▶ [What this task involves] Return every line of the listing below so that it matches the original exactly.

:::::

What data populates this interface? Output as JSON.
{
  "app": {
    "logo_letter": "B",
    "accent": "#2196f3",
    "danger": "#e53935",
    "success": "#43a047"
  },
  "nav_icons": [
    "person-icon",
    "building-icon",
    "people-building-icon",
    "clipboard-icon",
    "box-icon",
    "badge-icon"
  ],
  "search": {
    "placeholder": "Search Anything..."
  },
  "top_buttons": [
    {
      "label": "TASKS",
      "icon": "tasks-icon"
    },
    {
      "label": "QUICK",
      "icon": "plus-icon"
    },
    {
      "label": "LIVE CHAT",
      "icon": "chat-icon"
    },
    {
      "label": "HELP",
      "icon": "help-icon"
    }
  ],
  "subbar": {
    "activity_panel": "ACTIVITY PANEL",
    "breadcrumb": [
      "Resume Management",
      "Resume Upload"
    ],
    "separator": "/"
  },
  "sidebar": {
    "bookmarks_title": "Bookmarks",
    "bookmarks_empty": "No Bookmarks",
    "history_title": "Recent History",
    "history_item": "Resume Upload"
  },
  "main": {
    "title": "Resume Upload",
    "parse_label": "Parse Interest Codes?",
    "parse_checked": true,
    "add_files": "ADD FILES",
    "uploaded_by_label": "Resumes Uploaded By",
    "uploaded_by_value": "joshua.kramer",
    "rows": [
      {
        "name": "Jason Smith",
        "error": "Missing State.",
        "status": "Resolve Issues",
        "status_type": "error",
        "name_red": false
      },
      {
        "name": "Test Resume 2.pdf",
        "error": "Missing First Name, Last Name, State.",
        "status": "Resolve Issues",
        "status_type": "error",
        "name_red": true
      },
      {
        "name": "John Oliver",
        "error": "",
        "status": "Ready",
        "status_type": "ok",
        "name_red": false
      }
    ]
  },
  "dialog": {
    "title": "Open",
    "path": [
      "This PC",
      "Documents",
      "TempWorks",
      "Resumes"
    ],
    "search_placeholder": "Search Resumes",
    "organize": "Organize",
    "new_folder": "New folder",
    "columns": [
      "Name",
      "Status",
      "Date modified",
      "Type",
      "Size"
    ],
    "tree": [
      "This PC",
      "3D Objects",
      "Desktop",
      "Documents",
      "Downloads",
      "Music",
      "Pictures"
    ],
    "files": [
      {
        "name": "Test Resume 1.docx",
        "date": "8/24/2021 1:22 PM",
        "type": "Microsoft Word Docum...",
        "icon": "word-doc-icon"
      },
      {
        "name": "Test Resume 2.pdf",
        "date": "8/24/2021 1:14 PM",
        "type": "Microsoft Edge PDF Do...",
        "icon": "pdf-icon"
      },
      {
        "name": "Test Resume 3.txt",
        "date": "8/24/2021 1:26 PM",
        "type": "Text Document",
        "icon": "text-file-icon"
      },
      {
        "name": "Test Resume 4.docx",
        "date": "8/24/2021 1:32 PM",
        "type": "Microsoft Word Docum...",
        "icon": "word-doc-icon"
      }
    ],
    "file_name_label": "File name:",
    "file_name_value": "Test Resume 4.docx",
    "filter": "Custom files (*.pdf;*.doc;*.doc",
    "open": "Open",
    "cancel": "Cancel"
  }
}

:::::

▶ [Output]
What data populates this interface? Output as JSON.
{
  "app": {
    "logo_letter": "B",
    "accent": "#2196f3",
    "danger": "#e53935",
    "success": "#43a047"
  },
  "nav_icons": [
    "person-icon",
    "building-icon",
    "people-building-icon",
    "clipboard-icon",
    "box-icon",
    "badge-icon"
  ],
  "search": {
    "placeholder": "Search Anything..."
  },
  "top_buttons": [
    {
      "label": "TASKS",
      "icon": "tasks-icon"
    },
    {
      "label": "QUICK",
      "icon": "plus-icon"
    },
    {
      "label": "LIVE CHAT",
      "icon": "chat-icon"
    },
    {
      "label": "HELP",
      "icon": "help-icon"
    }
  ],
  "subbar": {
    "activity_panel": "ACTIVITY PANEL",
    "breadcrumb": [
      "Resume Management",
      "Resume Upload"
    ],
    "separator": "/"
  },
  "sidebar": {
    "bookmarks_title": "Bookmarks",
    "bookmarks_empty": "No Bookmarks",
    "history_title": "Recent History",
    "history_item": "Resume Upload"
  },
  "main": {
    "title": "Resume Upload",
    "parse_label": "Parse Interest Codes?",
    "parse_checked": true,
    "add_files": "ADD FILES",
    "uploaded_by_label": "Resumes Uploaded By",
    "uploaded_by_value": "joshua.kramer",
    "rows": [
      {
        "name": "Jason Smith",
        "error": "Missing State.",
        "status": "Resolve Issues",
        "status_type": "error",
        "name_red": false
      },
      {
        "name": "Test Resume 2.pdf",
        "error": "Missing First Name, Last Name, State.",
        "status": "Resolve Issues",
        "status_type": "error",
        "name_red": true
      },
      {
        "name": "John Oliver",
        "error": "",
        "status": "Ready",
        "status_type": "ok",
        "name_red": false
      }
    ]
  },
  "dialog": {
    "title": "Open",
    "path": [
      "This PC",
      "Documents",
      "TempWorks",
      "Resumes"
    ],
    "search_placeholder": "Search Resumes",
    "organize": "Organize",
    "new_folder": "New folder",
    "columns": [
      "Name",
      "Status",
      "Date modified",
      "Type",
      "Size"
    ],
    "tree": [
      "This PC",
      "3D Objects",
      "Desktop",
      "Documents",
      "Downloads",
      "Music",
      "Pictures"
    ],
    "files": [
      {
        "name": "Test Resume 1.docx",
        "date": "8/24/2021 1:22 PM",
        "type": "Microsoft Word Docum...",
        "icon": "word-doc-icon"
      },
      {
        "name": "Test Resume 2.pdf",
        "date": "8/24/2021 1:14 PM",
        "type": "Microsoft Edge PDF Do...",
        "icon": "pdf-icon"
      },
      {
        "name": "Test Resume 3.txt",
        "date": "8/24/2021 1:26 PM",
        "type": "Text Document",
        "icon": "text-file-icon"
      },
      {
        "name": "Test Resume 4.docx",
        "date": "8/24/2021 1:32 PM",
        "type": "Microsoft Word Docum...",
        "icon": "word-doc-icon"
      }
    ],
    "file_name_label": "File name:",
    "file_name_value": "Test Resume 4.docx",
    "filter": "Custom files (*.pdf;*.doc;*.doc",
    "open": "Open",
    "cancel": "Cancel"
  }
}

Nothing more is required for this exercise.